## Problem to solve
A faithful, complete copy of the entries is the sole expected answer.
*** Record set ***
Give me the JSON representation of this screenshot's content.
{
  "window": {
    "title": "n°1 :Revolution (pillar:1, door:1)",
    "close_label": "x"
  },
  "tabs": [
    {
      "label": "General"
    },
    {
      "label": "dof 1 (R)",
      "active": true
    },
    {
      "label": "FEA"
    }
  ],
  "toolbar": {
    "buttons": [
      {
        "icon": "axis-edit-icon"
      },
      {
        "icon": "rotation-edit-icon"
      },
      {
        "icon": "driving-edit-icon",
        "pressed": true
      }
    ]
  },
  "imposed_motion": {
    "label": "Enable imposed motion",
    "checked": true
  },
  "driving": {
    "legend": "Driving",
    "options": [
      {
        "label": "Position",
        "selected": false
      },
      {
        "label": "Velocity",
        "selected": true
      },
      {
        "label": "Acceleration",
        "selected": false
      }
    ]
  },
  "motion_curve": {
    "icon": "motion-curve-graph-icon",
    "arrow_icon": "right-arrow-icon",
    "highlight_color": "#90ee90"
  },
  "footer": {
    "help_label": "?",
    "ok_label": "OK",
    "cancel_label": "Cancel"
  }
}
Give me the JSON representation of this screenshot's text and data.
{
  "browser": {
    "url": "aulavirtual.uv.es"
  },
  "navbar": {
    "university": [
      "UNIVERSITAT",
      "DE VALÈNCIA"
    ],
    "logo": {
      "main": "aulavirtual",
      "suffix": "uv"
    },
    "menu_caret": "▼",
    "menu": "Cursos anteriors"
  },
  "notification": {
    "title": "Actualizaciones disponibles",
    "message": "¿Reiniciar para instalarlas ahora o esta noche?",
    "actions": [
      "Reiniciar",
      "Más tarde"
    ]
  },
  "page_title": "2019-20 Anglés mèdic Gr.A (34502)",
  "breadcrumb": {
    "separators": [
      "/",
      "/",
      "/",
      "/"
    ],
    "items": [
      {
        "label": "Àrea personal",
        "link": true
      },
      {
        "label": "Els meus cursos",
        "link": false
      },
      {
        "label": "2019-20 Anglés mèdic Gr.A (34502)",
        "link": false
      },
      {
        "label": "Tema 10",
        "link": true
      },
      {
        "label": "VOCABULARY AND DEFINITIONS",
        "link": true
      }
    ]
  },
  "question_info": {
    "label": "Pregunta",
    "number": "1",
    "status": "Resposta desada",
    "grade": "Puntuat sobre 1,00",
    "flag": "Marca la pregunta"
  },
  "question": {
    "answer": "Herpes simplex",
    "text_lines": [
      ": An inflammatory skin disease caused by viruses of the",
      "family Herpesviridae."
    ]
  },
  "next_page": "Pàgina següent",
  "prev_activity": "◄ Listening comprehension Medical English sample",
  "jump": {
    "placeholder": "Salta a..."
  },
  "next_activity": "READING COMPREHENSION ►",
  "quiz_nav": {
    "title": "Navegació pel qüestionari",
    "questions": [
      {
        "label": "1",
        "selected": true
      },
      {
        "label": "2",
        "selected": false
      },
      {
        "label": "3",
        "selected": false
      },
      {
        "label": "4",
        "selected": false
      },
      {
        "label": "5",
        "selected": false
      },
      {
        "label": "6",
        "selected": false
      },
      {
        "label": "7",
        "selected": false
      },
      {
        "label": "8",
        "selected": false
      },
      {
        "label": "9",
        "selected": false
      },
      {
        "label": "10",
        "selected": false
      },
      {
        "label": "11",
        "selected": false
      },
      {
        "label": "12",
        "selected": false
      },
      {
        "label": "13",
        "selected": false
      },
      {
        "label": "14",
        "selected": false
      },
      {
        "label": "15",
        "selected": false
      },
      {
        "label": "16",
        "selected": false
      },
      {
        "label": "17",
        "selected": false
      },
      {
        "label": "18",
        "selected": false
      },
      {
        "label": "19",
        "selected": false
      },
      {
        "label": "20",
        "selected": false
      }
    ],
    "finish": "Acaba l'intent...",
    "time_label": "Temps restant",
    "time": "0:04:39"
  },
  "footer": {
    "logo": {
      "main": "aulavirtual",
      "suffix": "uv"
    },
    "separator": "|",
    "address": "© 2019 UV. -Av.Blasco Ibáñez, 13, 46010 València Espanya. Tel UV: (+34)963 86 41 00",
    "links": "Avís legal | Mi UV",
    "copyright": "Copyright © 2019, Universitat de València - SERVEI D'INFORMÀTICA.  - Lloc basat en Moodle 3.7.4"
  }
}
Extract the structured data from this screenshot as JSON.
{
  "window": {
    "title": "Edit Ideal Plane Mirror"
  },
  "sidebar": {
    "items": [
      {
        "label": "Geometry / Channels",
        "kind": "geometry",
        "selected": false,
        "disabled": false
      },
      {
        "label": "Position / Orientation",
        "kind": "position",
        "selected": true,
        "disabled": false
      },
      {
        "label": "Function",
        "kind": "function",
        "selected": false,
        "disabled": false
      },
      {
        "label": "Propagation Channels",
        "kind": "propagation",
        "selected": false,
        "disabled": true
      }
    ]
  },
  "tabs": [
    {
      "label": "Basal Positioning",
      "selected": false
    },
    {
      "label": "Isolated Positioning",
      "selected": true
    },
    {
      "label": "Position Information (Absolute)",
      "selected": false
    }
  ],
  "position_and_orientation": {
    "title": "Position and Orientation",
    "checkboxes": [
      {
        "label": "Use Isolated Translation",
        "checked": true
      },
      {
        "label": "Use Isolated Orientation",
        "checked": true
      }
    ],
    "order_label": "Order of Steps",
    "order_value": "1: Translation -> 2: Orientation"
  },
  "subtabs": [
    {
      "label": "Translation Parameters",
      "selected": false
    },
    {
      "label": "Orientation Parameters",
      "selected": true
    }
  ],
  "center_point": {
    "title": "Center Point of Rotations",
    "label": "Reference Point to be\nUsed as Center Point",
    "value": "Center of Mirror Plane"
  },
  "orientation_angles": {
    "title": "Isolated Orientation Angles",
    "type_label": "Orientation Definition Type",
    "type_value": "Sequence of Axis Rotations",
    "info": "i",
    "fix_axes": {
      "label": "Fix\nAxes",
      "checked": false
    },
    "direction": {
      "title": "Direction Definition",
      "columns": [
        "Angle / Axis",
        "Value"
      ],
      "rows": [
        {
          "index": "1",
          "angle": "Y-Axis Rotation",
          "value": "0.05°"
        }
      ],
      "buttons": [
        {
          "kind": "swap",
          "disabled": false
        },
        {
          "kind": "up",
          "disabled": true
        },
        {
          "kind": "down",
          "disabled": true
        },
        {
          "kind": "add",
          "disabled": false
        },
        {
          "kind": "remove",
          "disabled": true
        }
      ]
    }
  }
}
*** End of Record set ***
## Exercise output
Give me the JSON representation of this screenshot's content.
{
  "window": {
    "title": "n°1 :Revolution (pillar:1, door:1)",
    "close_label": "x"
  },
  "tabs": [
    {
      "label": "General"
    },
    {
      "label": "dof 1 (R)",
      "active": true
    },
    {
      "label": "FEA"
    }
  ],
  "toolbar": {
    "buttons": [
      {
        "icon": "axis-edit-icon"
      },
      {
        "icon": "rotation-edit-icon"
      },
      {
        "icon": "driving-edit-icon",
        "pressed": true
      }
    ]
  },
  "imposed_motion": {
    "label": "Enable imposed motion",
    "checked": true
  },
  "driving": {
    "legend": "Driving",
    "options": [
      {
        "label": "Position",
        "selected": false
      },
      {
        "label": "Velocity",
        "selected": true
      },
      {
        "label": "Acceleration",
        "selected": false
      }
    ]
  },
  "motion_curve": {
    "icon": "motion-curve-graph-icon",
    "arrow_icon": "right-arrow-icon",
    "highlight_color": "#90ee90"
  },
  "footer": {
    "help_label": "?",
    "ok_label": "OK",
    "cancel_label": "Cancel"
  }
}
Give me the JSON representation of this screenshot's text and data.
{
  "browser": {
    "url": "aulavirtual.uv.es"
  },
  "navbar": {
    "university": [
      "UNIVERSITAT",
      "DE VALÈNCIA"
    ],
    "logo": {
      "main": "aulavirtual",
      "suffix": "uv"
    },
    "menu_caret": "▼",
    "menu": "Cursos anteriors"
  },
  "notification": {
    "title": "Actualizaciones disponibles",
    "message": "¿Reiniciar para instalarlas ahora o esta noche?",
    "actions": [
      "Reiniciar",
      "Más tarde"
    ]
  },
  "page_title": "2019-20 Anglés mèdic Gr.A (34502)",
  "breadcrumb": {
    "separators": [
      "/",
      "/",
      "/",
      "/"
    ],
    "items": [
      {
        "label": "Àrea personal",
        "link": true
      },
      {
        "label": "Els meus cursos",
        "link": false
      },
      {
        "label": "2019-20 Anglés mèdic Gr.A (34502)",
        "link": false
      },
      {
        "label": "Tema 10",
        "link": true
      },
      {
        "label": "VOCABULARY AND DEFINITIONS",
        "link": true
      }
    ]
  },
  "question_info": {
    "label": "Pregunta",
    "number": "1",
    "status": "Resposta desada",
    "grade": "Puntuat sobre 1,00",
    "flag": "Marca la pregunta"
  },
  "question": {
    "answer": "Herpes simplex",
    "text_lines": [
      ": An inflammatory skin disease caused by viruses of the",
      "family Herpesviridae."
    ]
  },
  "next_page": "Pàgina següent",
  "prev_activity": "◄ Listening comprehension Medical English sample",
  "jump": {
    "placeholder": "Salta a..."
  },
  "next_activity": "READING COMPREHENSION ►",
  "quiz_nav": {
    "title": "Navegació pel qüestionari",
    "questions": [
      {
        "label": "1",
        "selected": true
      },
      {
        "label": "2",
        "selected": false
      },
      {
        "label": "3",
        "selected": false
      },
      {
        "label": "4",
        "selected": false
      },
      {
        "label": "5",
        "selected": false
      },
      {
        "label": "6",
        "selected": false
      },
      {
        "label": "7",
        "selected": false
      },
      {
        "label": "8",
        "selected": false
      },
      {
        "label": "9",
        "selected": false
      },
      {
        "label": "10",
        "selected": false
      },
      {
        "label": "11",
        "selected": false
      },
      {
        "label": "12",
        "selected": false
      },
      {
        "label": "13",
        "selected": false
      },
      {
        "label": "14",
        "selected": false
      },
      {
        "label": "15",
        "selected": false
      },
      {
        "label": "16",
        "selected": false
      },
      {
        "label": "17",
        "selected": false
      },
      {
        "label": "18",
        "selected": false
      },
      {
        "label": "19",
        "selected": false
      },
      {
        "label": "20",
        "selected": false
      }
    ],
    "finish": "Acaba l'intent...",
    "time_label": "Temps restant",
    "time": "0:04:39"
  },
  "footer": {
    "logo": {
      "main": "aulavirtual",
      "suffix": "uv"
    },
    "separator": "|",
    "address": "© 2019 UV. -Av.Blasco Ibáñez, 13, 46010 València Espanya. Tel UV: (+34)963 86 41 00",
    "links": "Avís legal | Mi UV",
    "copyright": "Copyright © 2019, Universitat de València - SERVEI D'INFORMÀTICA.  - Lloc basat en Moodle 3.7.4"
  }
}
Extract the structured data from this screenshot as JSON.
{
  "window": {
    "title": "Edit Ideal Plane Mirror"
  },
  "sidebar": {
    "items": [
      {
        "label": "Geometry / Channels",
        "kind": "geometry",
        "selected": false,
        "disabled": false
      },
      {
        "label": "Position / Orientation",
        "kind": "position",
        "selected": true,
        "disabled": false
      },
      {
        "label": "Function",
        "kind": "function",
        "selected": false,
        "disabled": false
      },
      {
        "label": "Propagation Channels",
        "kind": "propagation",
        "selected": false,
        "disabled": true
      }
    ]
  },
  "tabs": [
    {
      "label": "Basal Positioning",
      "selected": false
    },
    {
      "label": "Isolated Positioning",
      "selected": true
    },
    {
      "label": "Position Information (Absolute)",
      "selected": false
    }
  ],
  "position_and_orientation": {
    "title": "Position and Orientation",
    "checkboxes": [
      {
        "label": "Use Isolated Translation",
        "checked": true
      },
      {
        "label": "Use Isolated Orientation",
        "checked": true
      }
    ],
    "order_label": "Order of Steps",
    "order_value": "1: Translation -> 2: Orientation"
  },
  "subtabs": [
    {
      "label": "Translation Parameters",
      "selected": false
    },
    {
      "label": "Orientation Parameters",
      "selected": true
    }
  ],
  "center_point": {
    "title": "Center Point of Rotations",
    "label": "Reference Point to be\nUsed as Center Point",
    "value": "Center of Mirror Plane"
  },
  "orientation_angles": {
    "title": "Isolated Orientation Angles",
    "type_label": "Orientation Definition Type",
    "type_value": "Sequence of Axis Rotations",
    "info": "i",
    "fix_axes": {
      "label": "Fix\nAxes",
      "checked": false
    },
    "direction": {
      "title": "Direction Definition",
      "columns": [
        "Angle / Axis",
        "Value"
      ],
      "rows": [
        {
          "index": "1",
          "angle": "Y-Axis Rotation",
          "value": "0.05°"
        }
      ],
      "buttons": [
        {
          "kind": "swap",
          "disabled": false
        },
        {
          "kind": "up",
          "disabled": true
        },
        {
          "kind": "down",
          "disabled": true
        },
        {
          "kind": "add",
          "disabled": false
        },
        {
          "kind": "remove",
          "disabled": true
        }
      ]
    }
  }
}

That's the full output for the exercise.